Records from a data source
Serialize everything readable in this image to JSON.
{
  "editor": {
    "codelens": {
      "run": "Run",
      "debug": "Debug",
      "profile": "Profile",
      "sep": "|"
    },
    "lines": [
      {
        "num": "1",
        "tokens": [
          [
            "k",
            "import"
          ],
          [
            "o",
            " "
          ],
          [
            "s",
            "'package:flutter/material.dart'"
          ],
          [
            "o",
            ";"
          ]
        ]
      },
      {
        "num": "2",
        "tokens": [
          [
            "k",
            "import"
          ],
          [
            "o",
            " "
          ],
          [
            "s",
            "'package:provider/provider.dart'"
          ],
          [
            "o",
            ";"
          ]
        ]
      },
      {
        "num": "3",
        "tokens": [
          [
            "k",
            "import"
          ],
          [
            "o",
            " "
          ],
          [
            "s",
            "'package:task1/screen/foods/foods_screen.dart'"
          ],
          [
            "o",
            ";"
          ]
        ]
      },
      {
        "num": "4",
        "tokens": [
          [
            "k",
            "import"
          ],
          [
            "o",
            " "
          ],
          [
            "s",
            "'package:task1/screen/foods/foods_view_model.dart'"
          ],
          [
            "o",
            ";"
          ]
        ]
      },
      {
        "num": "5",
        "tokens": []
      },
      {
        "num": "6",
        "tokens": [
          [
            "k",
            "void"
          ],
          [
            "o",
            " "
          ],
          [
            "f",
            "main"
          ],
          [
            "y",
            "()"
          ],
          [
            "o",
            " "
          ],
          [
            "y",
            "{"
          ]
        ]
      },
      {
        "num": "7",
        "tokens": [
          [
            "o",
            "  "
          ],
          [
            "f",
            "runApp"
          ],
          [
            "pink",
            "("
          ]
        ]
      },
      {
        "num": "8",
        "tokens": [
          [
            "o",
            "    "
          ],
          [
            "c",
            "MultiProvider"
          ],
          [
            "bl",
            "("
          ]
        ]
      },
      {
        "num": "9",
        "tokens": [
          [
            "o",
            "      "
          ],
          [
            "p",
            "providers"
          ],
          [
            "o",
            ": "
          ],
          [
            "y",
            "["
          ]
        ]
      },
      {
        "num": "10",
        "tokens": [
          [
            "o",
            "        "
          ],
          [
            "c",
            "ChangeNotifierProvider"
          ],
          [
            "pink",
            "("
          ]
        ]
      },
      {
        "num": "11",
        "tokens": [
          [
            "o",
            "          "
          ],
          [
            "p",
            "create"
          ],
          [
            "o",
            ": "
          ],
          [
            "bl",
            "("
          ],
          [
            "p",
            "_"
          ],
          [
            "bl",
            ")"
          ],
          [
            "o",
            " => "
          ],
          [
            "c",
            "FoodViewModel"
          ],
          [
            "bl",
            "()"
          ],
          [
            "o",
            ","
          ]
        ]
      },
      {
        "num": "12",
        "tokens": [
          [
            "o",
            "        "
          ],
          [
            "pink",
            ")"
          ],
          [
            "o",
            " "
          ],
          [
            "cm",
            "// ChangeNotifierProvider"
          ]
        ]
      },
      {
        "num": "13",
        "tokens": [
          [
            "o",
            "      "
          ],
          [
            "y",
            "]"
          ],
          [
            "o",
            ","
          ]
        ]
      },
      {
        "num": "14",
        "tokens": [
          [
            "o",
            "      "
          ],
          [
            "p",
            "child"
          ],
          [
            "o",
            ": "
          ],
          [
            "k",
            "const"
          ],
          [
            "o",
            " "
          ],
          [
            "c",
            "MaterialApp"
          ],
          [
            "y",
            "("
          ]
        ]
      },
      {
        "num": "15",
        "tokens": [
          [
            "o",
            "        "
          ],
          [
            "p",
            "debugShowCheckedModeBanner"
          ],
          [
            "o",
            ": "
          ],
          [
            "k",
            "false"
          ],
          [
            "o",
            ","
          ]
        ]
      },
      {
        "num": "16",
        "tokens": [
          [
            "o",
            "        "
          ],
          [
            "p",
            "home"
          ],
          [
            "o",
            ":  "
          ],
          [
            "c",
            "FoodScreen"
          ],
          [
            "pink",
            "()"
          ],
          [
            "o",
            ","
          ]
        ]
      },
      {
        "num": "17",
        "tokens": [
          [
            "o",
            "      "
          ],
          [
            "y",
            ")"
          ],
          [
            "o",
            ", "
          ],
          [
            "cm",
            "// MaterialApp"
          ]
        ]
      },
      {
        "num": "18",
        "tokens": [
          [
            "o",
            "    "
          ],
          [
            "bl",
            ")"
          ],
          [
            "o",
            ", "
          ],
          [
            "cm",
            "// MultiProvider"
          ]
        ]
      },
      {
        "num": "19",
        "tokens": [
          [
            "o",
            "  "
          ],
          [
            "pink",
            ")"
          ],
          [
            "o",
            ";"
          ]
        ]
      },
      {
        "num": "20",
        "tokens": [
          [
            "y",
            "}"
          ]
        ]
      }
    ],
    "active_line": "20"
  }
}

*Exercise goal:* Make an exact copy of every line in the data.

*Result for this task:*
Serialize everything readable in this image to JSON.
{
  "editor": {
    "codelens": {
      "run": "Run",
      "debug": "Debug",
      "profile": "Profile",
      "sep": "|"
    },
    "lines": [
      {
        "num": "1",
        "tokens": [
          [
            "k",
            "import"
          ],
          [
            "o",
            " "
          ],
          [
            "s",
            "'package:flutter/material.dart'"
          ],
          [
            "o",
            ";"
          ]
        ]
      },
      {
        "num": "2",
        "tokens": [
          [
            "k",
            "import"
          ],
          [
            "o",
            " "
          ],
          [
            "s",
            "'package:provider/provider.dart'"
          ],
          [
            "o",
            ";"
          ]
        ]
      },
      {
        "num": "3",
        "tokens": [
          [
            "k",
            "import"
          ],
          [
            "o",
            " "
          ],
          [
            "s",
            "'package:task1/screen/foods/foods_screen.dart'"
          ],
          [
            "o",
            ";"
          ]
        ]
      },
      {
        "num": "4",
        "tokens": [
          [
            "k",
            "import"
          ],
          [
            "o",
            " "
          ],
          [
            "s",
            "'package:task1/screen/foods/foods_view_model.dart'"
          ],
          [
            "o",
            ";"
          ]
        ]
      },
      {
        "num": "5",
        "tokens": []
      },
      {
        "num": "6",
        "tokens": [
          [
            "k",
            "void"
          ],
          [
            "o",
            " "
          ],
          [
            "f",
            "main"
          ],
          [
            "y",
            "()"
          ],
          [
            "o",
            " "
          ],
          [
            "y",
            "{"
          ]
        ]
      },
      {
        "num": "7",
        "tokens": [
          [
            "o",
            "  "
          ],
          [
            "f",
            "runApp"
          ],
          [
            "pink",
            "("
          ]
        ]
      },
      {
        "num": "8",
        "tokens": [
          [
            "o",
            "    "
          ],
          [
            "c",
            "MultiProvider"
          ],
          [
            "bl",
            "("
          ]
        ]
      },
      {
        "num": "9",
        "tokens": [
          [
            "o",
            "      "
          ],
          [
            "p",
            "providers"
          ],
          [
            "o",
            ": "
          ],
          [
            "y",
            "["
          ]
        ]
      },
      {
        "num": "10",
        "tokens": [
          [
            "o",
            "        "
          ],
          [
            "c",
            "ChangeNotifierProvider"
          ],
          [
            "pink",
            "("
          ]
        ]
      },
      {
        "num": "11",
        "tokens": [
          [
            "o",
            "          "
          ],
          [
            "p",
            "create"
          ],
          [
            "o",
            ": "
          ],
          [
            "bl",
            "("
          ],
          [
            "p",
            "_"
          ],
          [
            "bl",
            ")"
          ],
          [
            "o",
            " => "
          ],
          [
            "c",
            "FoodViewModel"
          ],
          [
            "bl",
            "()"
          ],
          [
            "o",
            ","
          ]
        ]
      },
      {
        "num": "12",
        "tokens": [
          [
            "o",
            "        "
          ],
          [
            "pink",
            ")"
          ],
          [
            "o",
            " "
          ],
          [
            "cm",
            "// ChangeNotifierProvider"
          ]
        ]
      },
      {
        "num": "13",
        "tokens": [
          [
            "o",
            "      "
          ],
          [
            "y",
            "]"
          ],
          [
            "o",
            ","
          ]
        ]
      },
      {
        "num": "14",
        "tokens": [
          [
            "o",
            "      "
          ],
          [
            "p",
            "child"
          ],
          [
            "o",
            ": "
          ],
          [
            "k",
            "const"
          ],
          [
            "o",
            " "
          ],
          [
            "c",
            "MaterialApp"
          ],
          [
            "y",
            "("
          ]
        ]
      },
      {
        "num": "15",
        "tokens": [
          [
            "o",
            "        "
          ],
          [
            "p",
            "debugShowCheckedModeBanner"
          ],
          [
            "o",
            ": "
          ],
          [
            "k",
            "false"
          ],
          [
            "o",
            ","
          ]
        ]
      },
      {
        "num": "16",
        "tokens": [
          [
            "o",
            "        "
          ],
          [
            "p",
            "home"
          ],
          [
            "o",
            ":  "
          ],
          [
            "c",
            "FoodScreen"
          ],
          [
            "pink",
            "()"
          ],
          [
            "o",
            ","
          ]
        ]
      },
      {
        "num": "17",
        "tokens": [
          [
            "o",
            "      "
          ],
          [
            "y",
            ")"
          ],
          [
            "o",
            ", "
          ],
          [
            "cm",
            "// MaterialApp"
          ]
        ]
      },
      {
        "num": "18",
        "tokens": [
          [
            "o",
            "    "
          ],
          [
            "bl",
            ")"
          ],
          [
            "o",
            ", "
          ],
          [
            "cm",
            "// MultiProvider"
          ]
        ]
      },
      {
        "num": "19",
        "tokens": [
          [
            "o",
            "  "
          ],
          [
            "pink",
            ")"
          ],
          [
            "o",
            ";"
          ]
        ]
      },
      {
        "num": "20",
        "tokens": [
          [
            "y",
            "}"
          ]
        ]
      }
    ],
    "active_line": "20"
  }
}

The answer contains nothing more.